◆ EXERCISE PROMPT ◆
In the entries below, how many lines hold the string "Photos"? Give only the number.

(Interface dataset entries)
────────────────────
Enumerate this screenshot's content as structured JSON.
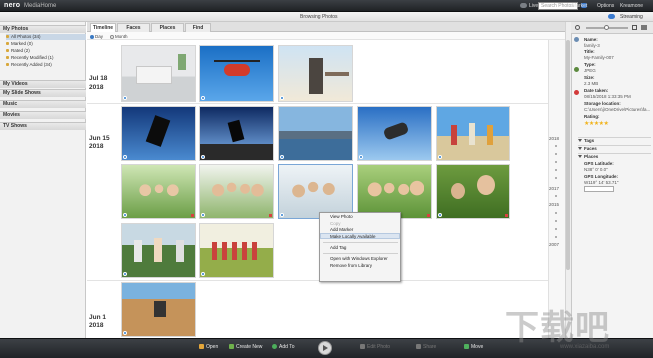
{
  "topbar": {
    "logo": "nero",
    "app_title": "MediaHome",
    "links": [
      "Live Guide",
      "Market",
      "Options",
      "Kreamone"
    ],
    "search_placeholder": "Search Photos"
  },
  "secondary": {
    "title": "Browsing Photos",
    "stream": "Streaming"
  },
  "sidebar": {
    "sections": [
      {
        "label": "My Photos",
        "items": [
          "All Photos (34)",
          "Marked (0)",
          "Rated (2)",
          "Recently Modified (1)",
          "Recently Added (34)"
        ]
      },
      {
        "label": "My Videos",
        "items": []
      },
      {
        "label": "My Slide Shows",
        "items": []
      },
      {
        "label": "Music",
        "items": []
      },
      {
        "label": "Movies",
        "items": []
      },
      {
        "label": "TV Shows",
        "items": []
      }
    ]
  },
  "tabs": [
    "Timeline",
    "Faces",
    "Places",
    "Find"
  ],
  "view_options": [
    "Day",
    "Month"
  ],
  "groups": [
    {
      "month": "Jul 18",
      "year": "2018"
    },
    {
      "month": "Jun 15",
      "year": "2018"
    },
    {
      "month": "Jun 1",
      "year": "2018"
    }
  ],
  "timeline": {
    "years": [
      "2018",
      "2017",
      "2015",
      "2007"
    ]
  },
  "details": {
    "name_label": "Name:",
    "name_value": "family-3",
    "title_label": "Title:",
    "title_value": "My-Family-007",
    "type_label": "Type:",
    "type_value": "JPEG",
    "size_label": "Size:",
    "size_value": "2.3 MB",
    "date_label": "Date taken:",
    "date_value": "08/15/2018 1:33:35 PM",
    "storage_label": "Storage location:",
    "storage_value": "C:\\Users\\j\\OneDrive\\Pictures\\fa...",
    "rating_label": "Rating:",
    "rating_value": 5,
    "sections": [
      "Tags",
      "Faces",
      "Places"
    ],
    "gps_lat_label": "GPS Latitude:",
    "gps_lat_value": "N38° 0' 0.0\"",
    "gps_long_label": "GPS Longitude:",
    "gps_long_value": "W119° 14' 53.71\""
  },
  "context_menu": {
    "items": [
      "View Photo",
      "Copy",
      "Add Marker",
      "Make Locally Available",
      "Add Tag",
      "Open with Windows Explorer",
      "Remove from Library"
    ],
    "highlighted": "Make Locally Available"
  },
  "bottombar": {
    "buttons": [
      "Open",
      "Create New",
      "Add To",
      "Edit Photo",
      "Share",
      "Move"
    ]
  },
  "watermark": "下载吧",
  "watermark_sub": "www.xiazaiba.com",
  "colors": {
    "accent": "#2e7fd0",
    "selection": "#c9d7e6",
    "star": "#f1b31c"
  }
}
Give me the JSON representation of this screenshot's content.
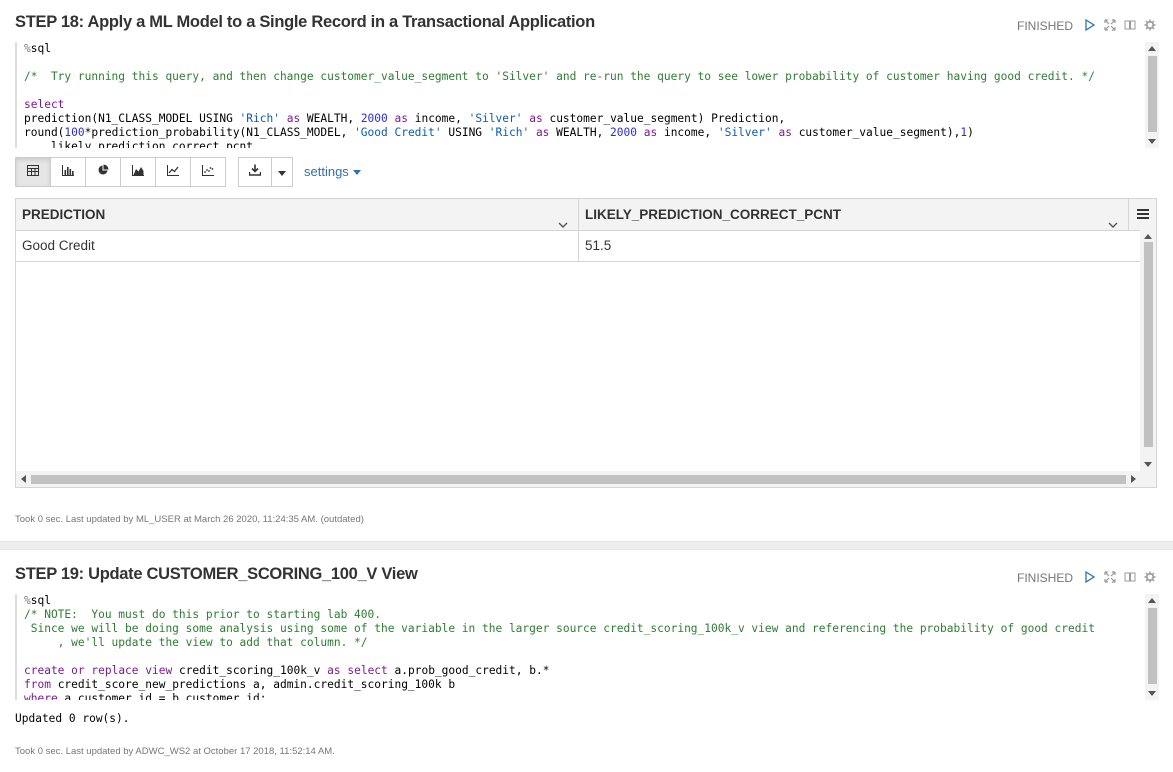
{
  "paragraph1": {
    "title": "STEP 18: Apply a ML Model to a Single Record in a Transactional Application",
    "status": "FINISHED",
    "code": {
      "l1": "sql",
      "l3": "/*  Try running this query, and then change customer_value_segment to 'Silver' and re-run the query to see lower probability of customer having good credit. */",
      "l5": "select",
      "l6a": "prediction(N1_CLASS_MODEL USING ",
      "l6b": "'Rich'",
      "l6c": " as ",
      "l6d": "WEALTH, ",
      "l6e": "2000",
      "l6f": " as ",
      "l6g": "income, ",
      "l6h": "'Silver'",
      "l6i": " as ",
      "l6j": "customer_value_segment) Prediction,",
      "l7a": "round(",
      "l7b": "100",
      "l7c": "*prediction_probability(N1_CLASS_MODEL, ",
      "l7d": "'Good Credit'",
      "l7e": " USING ",
      "l7f": "'Rich'",
      "l7g": " as ",
      "l7h": "WEALTH, ",
      "l7i": "2000",
      "l7j": " as ",
      "l7k": "income, ",
      "l7l": "'Silver'",
      "l7m": " as ",
      "l7n": "customer_value_segment),",
      "l7o": "1",
      "l7p": ")",
      "l8": "    likely_prediction_correct_pcnt"
    },
    "toolbar": {
      "settings_label": "settings"
    },
    "table": {
      "columns": [
        "PREDICTION",
        "LIKELY_PREDICTION_CORRECT_PCNT"
      ],
      "rows": [
        [
          "Good Credit",
          "51.5"
        ]
      ]
    },
    "footer": "Took 0 sec. Last updated by ML_USER at March 26 2020, 11:24:35 AM. (outdated)"
  },
  "paragraph2": {
    "title": "STEP 19: Update CUSTOMER_SCORING_100_V View",
    "status": "FINISHED",
    "code": {
      "l1": "sql",
      "l2": "/* NOTE:  You must do this prior to starting lab 400.",
      "l3": " Since we will be doing some analysis using some of the variable in the larger source credit_scoring_100k_v view and referencing the probability of good credit",
      "l4": "     , we'll update the view to add that column. */",
      "l6a": "create",
      "l6b": " or ",
      "l6c": "replace",
      "l6d": " view",
      "l6e": " credit_scoring_100k_v ",
      "l6f": "as",
      "l6g": " select",
      "l6h": " a.prob_good_credit, b.*",
      "l7a": "from",
      "l7b": " credit_score_new_predictions a, admin.credit_scoring_100k b",
      "l8a": "where",
      "l8b": " a.customer_id = b.customer_id;"
    },
    "result": "Updated 0 row(s).",
    "footer": "Took 0 sec. Last updated by ADWC_WS2 at October 17 2018, 11:52:14 AM."
  },
  "icons": [
    "run-icon",
    "expand-icon",
    "book-icon",
    "gear-icon",
    "table-icon",
    "bar-chart-icon",
    "pie-chart-icon",
    "area-chart-icon",
    "line-chart-icon",
    "scatter-chart-icon",
    "download-icon",
    "caret-down-icon",
    "chevron-down-icon",
    "menu-icon"
  ],
  "colors": {
    "link": "#3071a9",
    "keyword": "#7c1a8e",
    "string": "#0b5cad",
    "comment": "#2e7d32",
    "number": "#2b2bd6"
  }
}
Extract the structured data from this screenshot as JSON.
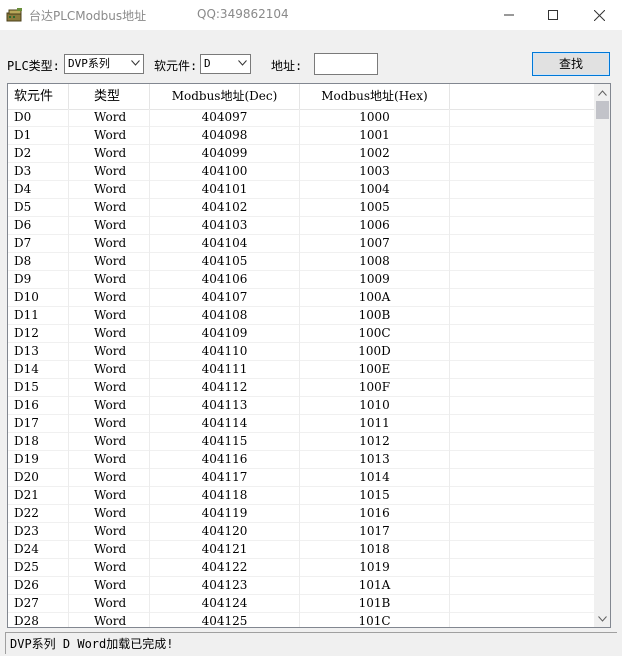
{
  "window": {
    "title": "台达PLCModbus地址",
    "qq": "QQ:349862104",
    "icon": "plc-app-icon"
  },
  "toolbar": {
    "plc_type_label": "PLC类型:",
    "plc_type_value": "DVP系列",
    "device_label": "软元件:",
    "device_value": "D",
    "address_label": "地址:",
    "address_value": "",
    "find_label": "查找"
  },
  "grid": {
    "headers": [
      "软元件",
      "类型",
      "Modbus地址(Dec)",
      "Modbus地址(Hex)"
    ],
    "rows": [
      [
        "D0",
        "Word",
        "404097",
        "1000"
      ],
      [
        "D1",
        "Word",
        "404098",
        "1001"
      ],
      [
        "D2",
        "Word",
        "404099",
        "1002"
      ],
      [
        "D3",
        "Word",
        "404100",
        "1003"
      ],
      [
        "D4",
        "Word",
        "404101",
        "1004"
      ],
      [
        "D5",
        "Word",
        "404102",
        "1005"
      ],
      [
        "D6",
        "Word",
        "404103",
        "1006"
      ],
      [
        "D7",
        "Word",
        "404104",
        "1007"
      ],
      [
        "D8",
        "Word",
        "404105",
        "1008"
      ],
      [
        "D9",
        "Word",
        "404106",
        "1009"
      ],
      [
        "D10",
        "Word",
        "404107",
        "100A"
      ],
      [
        "D11",
        "Word",
        "404108",
        "100B"
      ],
      [
        "D12",
        "Word",
        "404109",
        "100C"
      ],
      [
        "D13",
        "Word",
        "404110",
        "100D"
      ],
      [
        "D14",
        "Word",
        "404111",
        "100E"
      ],
      [
        "D15",
        "Word",
        "404112",
        "100F"
      ],
      [
        "D16",
        "Word",
        "404113",
        "1010"
      ],
      [
        "D17",
        "Word",
        "404114",
        "1011"
      ],
      [
        "D18",
        "Word",
        "404115",
        "1012"
      ],
      [
        "D19",
        "Word",
        "404116",
        "1013"
      ],
      [
        "D20",
        "Word",
        "404117",
        "1014"
      ],
      [
        "D21",
        "Word",
        "404118",
        "1015"
      ],
      [
        "D22",
        "Word",
        "404119",
        "1016"
      ],
      [
        "D23",
        "Word",
        "404120",
        "1017"
      ],
      [
        "D24",
        "Word",
        "404121",
        "1018"
      ],
      [
        "D25",
        "Word",
        "404122",
        "1019"
      ],
      [
        "D26",
        "Word",
        "404123",
        "101A"
      ],
      [
        "D27",
        "Word",
        "404124",
        "101B"
      ],
      [
        "D28",
        "Word",
        "404125",
        "101C"
      ]
    ]
  },
  "status": {
    "text": "DVP系列 D Word加载已完成!"
  },
  "colors": {
    "focus_border": "#0078d7",
    "window_bg": "#f0f0f0"
  }
}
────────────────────
◆ YOUR SOLUTION ◆
4